Patients are frequently referred to gastroenterologists for upper endoscopy and colonoscopy. During upper endoscopy, your doctor will visualize the esophagus, stomach, and small intestines by advancing a camera down your gastrointestinal tract through the mouth. Colonoscopy is performed similarly, but the camera is advanced up the rectum. Patients are usually sedated with medications during these procedures for comfort.
Irritable bowel syndrome is treated with both lifestyle changes and medications. Lifestyle changes generally include dietary modification such as the exclusion of fermentable sugars, lactose, and gluten. Patients with constipation may also benefit from a trial of Psyllium, a fiber supplement that acts as a bulk laxative – promoting regular bowel movements.
Pharmacologic therapy may be necessary for patients that have persistent symptoms despite the aforementioned measures.
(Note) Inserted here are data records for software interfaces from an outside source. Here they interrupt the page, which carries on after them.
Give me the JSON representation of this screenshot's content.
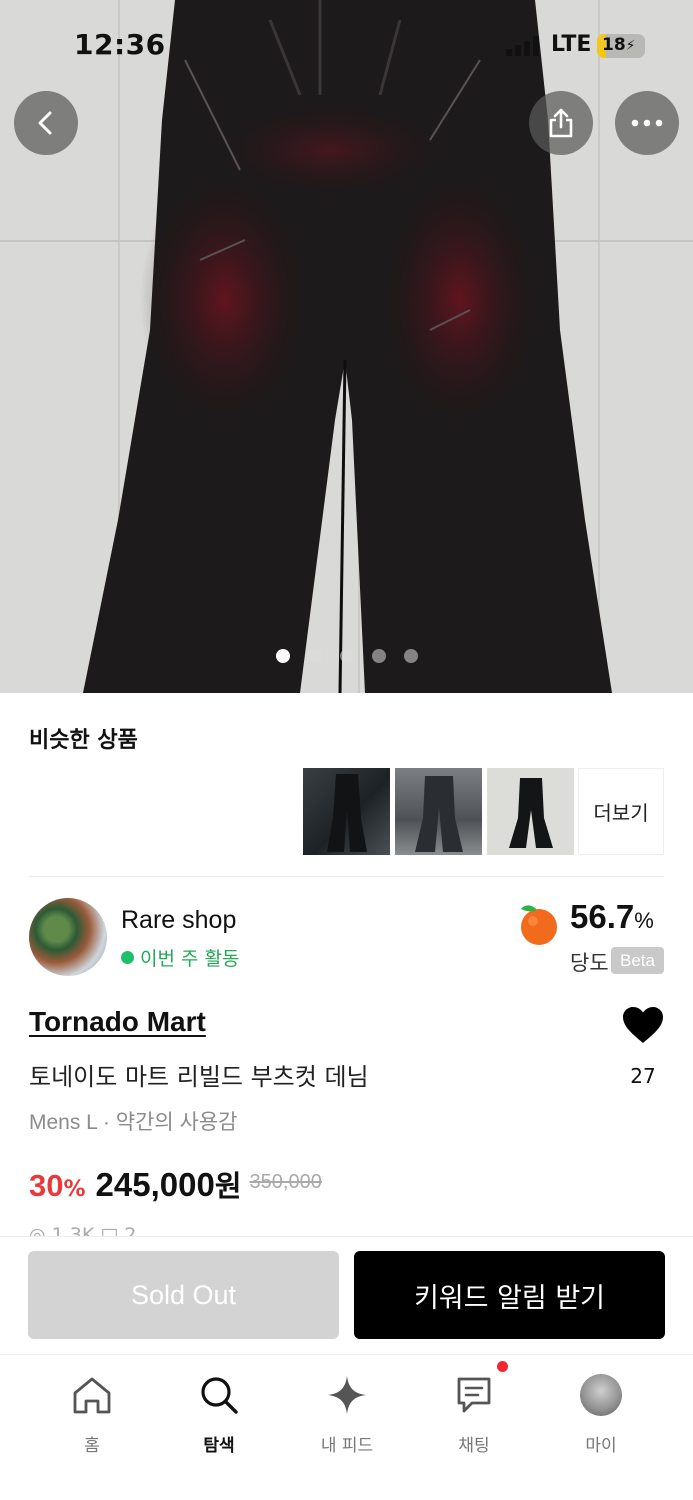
{
  "status_bar": {
    "time": "12:36",
    "network": "LTE",
    "battery": "18"
  },
  "hero": {
    "image_count": 5,
    "active_index": 0
  },
  "similar": {
    "title": "비슷한 상품",
    "more_label": "더보기"
  },
  "seller": {
    "name": "Rare shop",
    "activity": "이번 주 활동"
  },
  "sweetness": {
    "value": "56.7",
    "unit": "%",
    "label": "당도",
    "badge": "Beta"
  },
  "product": {
    "brand": "Tornado Mart",
    "name": "토네이도 마트 리빌드 부츠컷 데님",
    "condition": "Mens L · 약간의 사용감",
    "like_count": "27",
    "discount": "30",
    "discount_unit": "%",
    "price": "245,000",
    "price_unit": "원",
    "original_price": "350,000",
    "stats_partial": "◎ 1.3K  □ 2"
  },
  "actions": {
    "sold_out": "Sold Out",
    "keyword_alert": "키워드 알림 받기"
  },
  "tabs": [
    {
      "label": "홈"
    },
    {
      "label": "탐색"
    },
    {
      "label": "내 피드"
    },
    {
      "label": "채팅"
    },
    {
      "label": "마이"
    }
  ],
  "colors": {
    "accent_red": "#e83a3a",
    "active_green": "#1fc06a",
    "primary_black": "#000000",
    "disabled_gray": "#d3d3d3"
  }
}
Treatment is based on the gastrointestinal symptoms that predominate. MiraLax (polyethylene glycol 3350) is an osmotic laxative that is often useful for constipation. Patients that are unresponsive may benefit from Amitiza (lubiprostone) or Linzess (linaclotide).
Patients with abdominal pain may respond well to an antispasmodic agent such as Bentyl (dicyclomine), which is taken as needed during episodes of acute pain. Those with abdominal pain and coexisting depression may respond to tricyclic antidepressants such as Elavil(amitriptyline).
Antidiarrheal medications such as Imodium (loperamide)are useful in individuals with diarrhea-predominant symptoms. Xifaxan (rifaximin) is an antibiotic that can reduce inflammation and immune system overactivity in the intestines. It is generally reserved for patients with severe symptoms that have failed other therapies.
- Ford AC, Moayyedi P, Lacy BE, et al. American College of Gastroenterology monograph on the management of irritable bowel syndrome and chronic idiopathic constipation. Am J Gastroenterol 2014; 109 Suppl 1:S2. – https://www.ncbi.nlm.nih.gov/pubmed/25091148
- American College of Gastroenterology Task Force on Irritable Bowel Syndrome, Brandt LJ, Chey WD, et al. An evidence-based position statement on the management of irritable bowel syndrome. Am J Gastroenterol 2009; 104 Suppl 1:S1. – https://www.ncbi.nlm.nih.gov/pubmed/19521341